People who died in the Towers, the Pentagon, and elsewhere weren’t heroes. They were victims. Victims of terrorism, plain and simple. Heroism implies choice. The decision to put yourself, your physical safety, on the line. The firefighters who went in when they knew it could be a death sentence, they were heroes. The Cops, the MPs, even those Rent-a-cops at the Pentagon are heroes. Folks like my brother in law, who has to run a burial unit as a collateral duty in the National Guard, and therefore worked body recovery (bagging and tagging) at the Pentagon (while it was still burning in spots) are heroes. Don’t tell him I said that. The SEAL teams and Rangers and SF guys who went to Afghanistan are heroes. The Grunts who fight terrorists EVERY DAMNED DAY are heroes.

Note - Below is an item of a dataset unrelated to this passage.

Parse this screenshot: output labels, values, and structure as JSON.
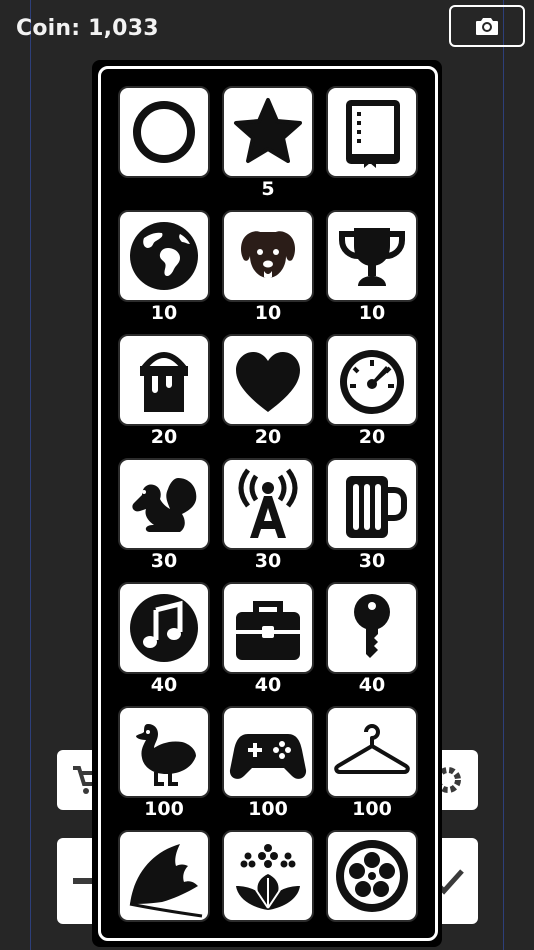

I’m no hero. Nor was Julian, or Mike, or Moose or anybody I knew that died. Given a choice, they’d rather be here drinking a beer and eating Nachos with me at Don Pablos and anybody who complains can shove the heroism bit up their ass. Honor the dead, succor the living. And every one of them would agree with me.
I might add, I didn’t feel any compunction to leap into the flames and save old ladies or infants or anything. There were professionals doing that. I wanted to do something useful, but there wasn’t much to do. So I went home. And that’s the way it was for about 90% of everyone that was there, and that’s the truth.
I’ll never forget that day, of course– I remain on the little hill on the far side of the Pentagon South parking lot, watching hordes of office workers, miltary personnel and service workers streaming across the parking lot at top speed with the smoke and grey floaties behind them. Someday, somehow, 9-12 will come again. Thanks for reading.